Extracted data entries
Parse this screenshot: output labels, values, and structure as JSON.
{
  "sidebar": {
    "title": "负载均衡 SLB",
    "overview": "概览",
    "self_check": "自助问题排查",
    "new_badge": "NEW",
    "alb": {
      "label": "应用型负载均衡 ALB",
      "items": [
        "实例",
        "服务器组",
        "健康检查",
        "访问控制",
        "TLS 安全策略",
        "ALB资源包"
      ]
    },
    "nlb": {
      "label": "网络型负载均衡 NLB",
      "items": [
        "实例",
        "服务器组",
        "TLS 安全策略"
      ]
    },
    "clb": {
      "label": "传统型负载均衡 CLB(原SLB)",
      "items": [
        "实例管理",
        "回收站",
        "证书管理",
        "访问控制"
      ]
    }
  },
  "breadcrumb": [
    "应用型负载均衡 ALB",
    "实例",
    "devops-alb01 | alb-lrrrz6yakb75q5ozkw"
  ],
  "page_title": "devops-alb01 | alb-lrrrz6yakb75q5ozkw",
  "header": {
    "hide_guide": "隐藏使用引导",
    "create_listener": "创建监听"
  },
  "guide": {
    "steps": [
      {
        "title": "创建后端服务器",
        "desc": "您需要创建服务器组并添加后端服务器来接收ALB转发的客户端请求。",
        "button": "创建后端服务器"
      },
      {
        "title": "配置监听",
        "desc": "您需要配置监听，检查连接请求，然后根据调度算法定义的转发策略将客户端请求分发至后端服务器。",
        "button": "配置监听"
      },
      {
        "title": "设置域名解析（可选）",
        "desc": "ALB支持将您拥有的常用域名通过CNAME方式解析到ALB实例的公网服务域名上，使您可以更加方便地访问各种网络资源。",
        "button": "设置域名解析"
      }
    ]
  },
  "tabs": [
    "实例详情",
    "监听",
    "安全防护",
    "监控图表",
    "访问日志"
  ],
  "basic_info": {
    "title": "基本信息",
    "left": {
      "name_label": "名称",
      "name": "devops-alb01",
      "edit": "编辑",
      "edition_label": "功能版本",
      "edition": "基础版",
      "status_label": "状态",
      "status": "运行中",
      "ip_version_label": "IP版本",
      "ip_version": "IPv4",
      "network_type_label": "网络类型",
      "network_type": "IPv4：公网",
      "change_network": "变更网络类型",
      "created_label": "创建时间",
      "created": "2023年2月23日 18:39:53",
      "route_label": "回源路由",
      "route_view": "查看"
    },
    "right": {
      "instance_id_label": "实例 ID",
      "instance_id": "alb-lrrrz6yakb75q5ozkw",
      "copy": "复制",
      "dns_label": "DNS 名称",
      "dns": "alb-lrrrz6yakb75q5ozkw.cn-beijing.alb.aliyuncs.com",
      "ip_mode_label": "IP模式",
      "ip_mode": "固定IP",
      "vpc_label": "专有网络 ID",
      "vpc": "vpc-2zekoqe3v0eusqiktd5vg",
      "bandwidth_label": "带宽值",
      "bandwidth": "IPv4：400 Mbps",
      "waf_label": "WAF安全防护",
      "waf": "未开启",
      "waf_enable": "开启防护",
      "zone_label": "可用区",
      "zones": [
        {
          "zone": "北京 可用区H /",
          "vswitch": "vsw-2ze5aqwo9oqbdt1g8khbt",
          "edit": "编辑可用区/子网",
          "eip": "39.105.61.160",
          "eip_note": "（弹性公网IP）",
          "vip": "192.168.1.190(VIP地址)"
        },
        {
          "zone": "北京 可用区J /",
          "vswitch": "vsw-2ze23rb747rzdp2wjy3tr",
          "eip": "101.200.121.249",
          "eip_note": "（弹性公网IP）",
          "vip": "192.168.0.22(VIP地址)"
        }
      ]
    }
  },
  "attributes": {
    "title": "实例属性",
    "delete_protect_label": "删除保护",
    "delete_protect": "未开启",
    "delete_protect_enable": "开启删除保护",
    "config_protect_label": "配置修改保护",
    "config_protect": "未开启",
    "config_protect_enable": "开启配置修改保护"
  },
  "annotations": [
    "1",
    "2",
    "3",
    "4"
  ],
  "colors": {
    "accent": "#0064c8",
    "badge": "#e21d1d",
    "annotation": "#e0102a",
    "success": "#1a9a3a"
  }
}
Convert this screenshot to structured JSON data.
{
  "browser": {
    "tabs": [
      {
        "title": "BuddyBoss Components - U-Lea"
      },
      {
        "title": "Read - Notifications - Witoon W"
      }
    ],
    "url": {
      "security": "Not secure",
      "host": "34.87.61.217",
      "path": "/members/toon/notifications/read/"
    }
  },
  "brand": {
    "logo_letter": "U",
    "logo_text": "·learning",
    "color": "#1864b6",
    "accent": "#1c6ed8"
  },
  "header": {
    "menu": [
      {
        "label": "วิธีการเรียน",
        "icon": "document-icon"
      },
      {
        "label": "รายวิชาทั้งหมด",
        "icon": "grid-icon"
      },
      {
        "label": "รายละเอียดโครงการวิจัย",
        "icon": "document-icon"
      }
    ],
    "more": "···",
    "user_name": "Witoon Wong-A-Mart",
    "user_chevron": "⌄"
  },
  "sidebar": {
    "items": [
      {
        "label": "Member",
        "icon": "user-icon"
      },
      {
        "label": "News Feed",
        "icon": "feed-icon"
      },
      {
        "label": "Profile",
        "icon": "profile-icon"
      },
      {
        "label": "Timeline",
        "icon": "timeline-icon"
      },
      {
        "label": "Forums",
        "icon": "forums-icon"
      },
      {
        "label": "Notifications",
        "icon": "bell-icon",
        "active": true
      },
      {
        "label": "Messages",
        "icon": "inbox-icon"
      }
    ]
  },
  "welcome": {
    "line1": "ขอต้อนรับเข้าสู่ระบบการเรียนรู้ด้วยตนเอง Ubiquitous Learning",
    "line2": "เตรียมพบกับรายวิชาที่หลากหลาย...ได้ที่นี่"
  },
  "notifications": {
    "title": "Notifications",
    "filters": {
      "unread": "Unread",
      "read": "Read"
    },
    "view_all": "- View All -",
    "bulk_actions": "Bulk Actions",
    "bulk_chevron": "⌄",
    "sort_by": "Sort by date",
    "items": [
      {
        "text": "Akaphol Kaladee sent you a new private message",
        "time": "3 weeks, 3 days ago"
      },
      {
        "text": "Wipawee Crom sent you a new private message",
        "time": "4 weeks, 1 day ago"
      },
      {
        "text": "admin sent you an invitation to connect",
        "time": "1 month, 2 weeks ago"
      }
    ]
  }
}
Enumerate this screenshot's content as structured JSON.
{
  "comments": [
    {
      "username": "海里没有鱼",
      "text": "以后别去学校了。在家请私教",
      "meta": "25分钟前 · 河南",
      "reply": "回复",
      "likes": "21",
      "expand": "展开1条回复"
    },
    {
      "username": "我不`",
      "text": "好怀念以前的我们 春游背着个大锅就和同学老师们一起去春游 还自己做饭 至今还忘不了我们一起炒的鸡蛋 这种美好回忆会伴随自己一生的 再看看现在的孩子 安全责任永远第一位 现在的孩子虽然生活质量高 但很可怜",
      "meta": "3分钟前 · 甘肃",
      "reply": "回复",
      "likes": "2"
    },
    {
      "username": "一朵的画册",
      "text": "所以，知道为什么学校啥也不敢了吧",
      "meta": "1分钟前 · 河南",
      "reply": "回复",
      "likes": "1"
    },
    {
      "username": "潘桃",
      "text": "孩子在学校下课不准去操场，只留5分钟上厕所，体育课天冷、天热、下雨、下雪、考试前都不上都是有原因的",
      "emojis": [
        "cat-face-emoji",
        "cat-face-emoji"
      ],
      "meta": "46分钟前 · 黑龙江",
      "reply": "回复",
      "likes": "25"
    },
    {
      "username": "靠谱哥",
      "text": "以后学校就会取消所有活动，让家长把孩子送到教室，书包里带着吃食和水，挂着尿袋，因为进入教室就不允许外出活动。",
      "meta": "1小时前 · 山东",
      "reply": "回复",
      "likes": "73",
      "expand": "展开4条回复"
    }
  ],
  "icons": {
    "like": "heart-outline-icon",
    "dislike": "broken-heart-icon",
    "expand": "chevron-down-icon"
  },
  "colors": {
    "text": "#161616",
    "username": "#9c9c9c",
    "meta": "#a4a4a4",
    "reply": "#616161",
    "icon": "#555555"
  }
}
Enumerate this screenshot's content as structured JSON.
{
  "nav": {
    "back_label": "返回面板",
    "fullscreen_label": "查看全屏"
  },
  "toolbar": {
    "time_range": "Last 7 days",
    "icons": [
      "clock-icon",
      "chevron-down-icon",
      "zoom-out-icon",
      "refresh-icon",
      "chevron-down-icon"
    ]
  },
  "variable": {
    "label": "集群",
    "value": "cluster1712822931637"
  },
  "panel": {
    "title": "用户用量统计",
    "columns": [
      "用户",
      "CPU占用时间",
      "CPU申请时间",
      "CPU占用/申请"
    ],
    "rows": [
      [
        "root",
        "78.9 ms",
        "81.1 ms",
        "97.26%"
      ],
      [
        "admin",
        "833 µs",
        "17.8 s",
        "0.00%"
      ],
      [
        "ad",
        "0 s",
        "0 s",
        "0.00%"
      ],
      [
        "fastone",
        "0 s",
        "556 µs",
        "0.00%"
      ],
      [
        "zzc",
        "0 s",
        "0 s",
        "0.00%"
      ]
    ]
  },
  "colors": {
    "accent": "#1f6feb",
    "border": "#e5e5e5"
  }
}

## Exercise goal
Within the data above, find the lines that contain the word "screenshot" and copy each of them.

## Solution for this exercise
Parse this screenshot: output labels, values, and structure as JSON.
Convert this screenshot to structured JSON data.
Enumerate this screenshot's content as structured JSON.
Enumerate this screenshot's content as structured JSON.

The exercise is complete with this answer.